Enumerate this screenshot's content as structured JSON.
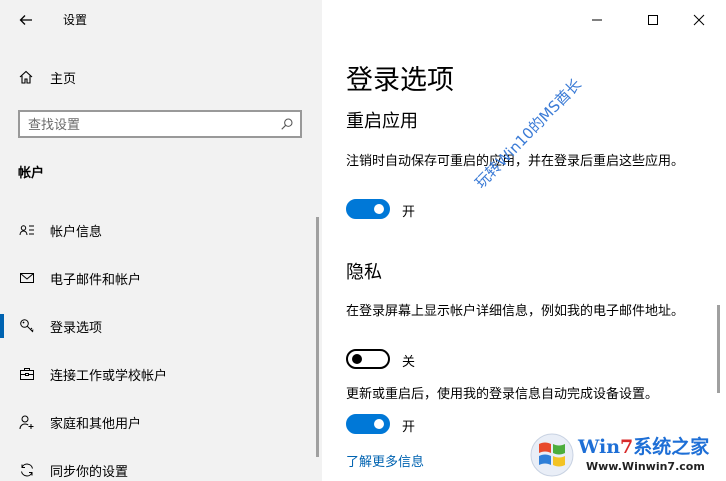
{
  "window": {
    "title": "设置",
    "back_icon": "arrow-left-icon"
  },
  "sidebar": {
    "home_label": "主页",
    "search_placeholder": "查找设置",
    "section_label": "帐户",
    "items": [
      {
        "label": "帐户信息",
        "icon": "person-card-icon"
      },
      {
        "label": "电子邮件和帐户",
        "icon": "mail-icon"
      },
      {
        "label": "登录选项",
        "icon": "key-icon",
        "active": true
      },
      {
        "label": "连接工作或学校帐户",
        "icon": "briefcase-icon"
      },
      {
        "label": "家庭和其他用户",
        "icon": "person-add-icon"
      },
      {
        "label": "同步你的设置",
        "icon": "sync-icon"
      }
    ]
  },
  "main": {
    "title": "登录选项",
    "restart_apps": {
      "heading": "重启应用",
      "description": "注销时自动保存可重启的应用，并在登录后重启这些应用。",
      "toggle_state": "开"
    },
    "privacy": {
      "heading": "隐私",
      "show_details": "在登录屏幕上显示帐户详细信息，例如我的电子邮件地址。",
      "show_details_state": "关",
      "auto_finish": "更新或重启后，使用我的登录信息自动完成设备设置。",
      "auto_finish_state": "开"
    },
    "learn_more": "了解更多信息"
  },
  "watermark": "玩转Win10的MS酋长",
  "logo": {
    "brand_a": "Win",
    "brand_b": "7",
    "brand_c": "系统之家",
    "url": "Www.Winwin7.com"
  },
  "colors": {
    "accent": "#0078d7",
    "sidebar_bg": "#f2f2f2",
    "link": "#0063b1"
  }
}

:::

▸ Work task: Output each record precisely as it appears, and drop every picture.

▸ Task solution:
Enumerate this screenshot's content as structured JSON.
{
  "window": {
    "title": "设置",
    "back_icon": "arrow-left-icon"
  },
  "sidebar": {
    "home_label": "主页",
    "search_placeholder": "查找设置",
    "section_label": "帐户",
    "items": [
      {
        "label": "帐户信息",
        "icon": "person-card-icon"
      },
      {
        "label": "电子邮件和帐户",
        "icon": "mail-icon"
      },
      {
        "label": "登录选项",
        "icon": "key-icon",
        "active": true
      },
      {
        "label": "连接工作或学校帐户",
        "icon": "briefcase-icon"
      },
      {
        "label": "家庭和其他用户",
        "icon": "person-add-icon"
      },
      {
        "label": "同步你的设置",
        "icon": "sync-icon"
      }
    ]
  },
  "main": {
    "title": "登录选项",
    "restart_apps": {
      "heading": "重启应用",
      "description": "注销时自动保存可重启的应用，并在登录后重启这些应用。",
      "toggle_state": "开"
    },
    "privacy": {
      "heading": "隐私",
      "show_details": "在登录屏幕上显示帐户详细信息，例如我的电子邮件地址。",
      "show_details_state": "关",
      "auto_finish": "更新或重启后，使用我的登录信息自动完成设备设置。",
      "auto_finish_state": "开"
    },
    "learn_more": "了解更多信息"
  },
  "watermark": "玩转Win10的MS酋长",
  "logo": {
    "brand_a": "Win",
    "brand_b": "7",
    "brand_c": "系统之家",
    "url": "Www.Winwin7.com"
  },
  "colors": {
    "accent": "#0078d7",
    "sidebar_bg": "#f2f2f2",
    "link": "#0063b1"
  }
}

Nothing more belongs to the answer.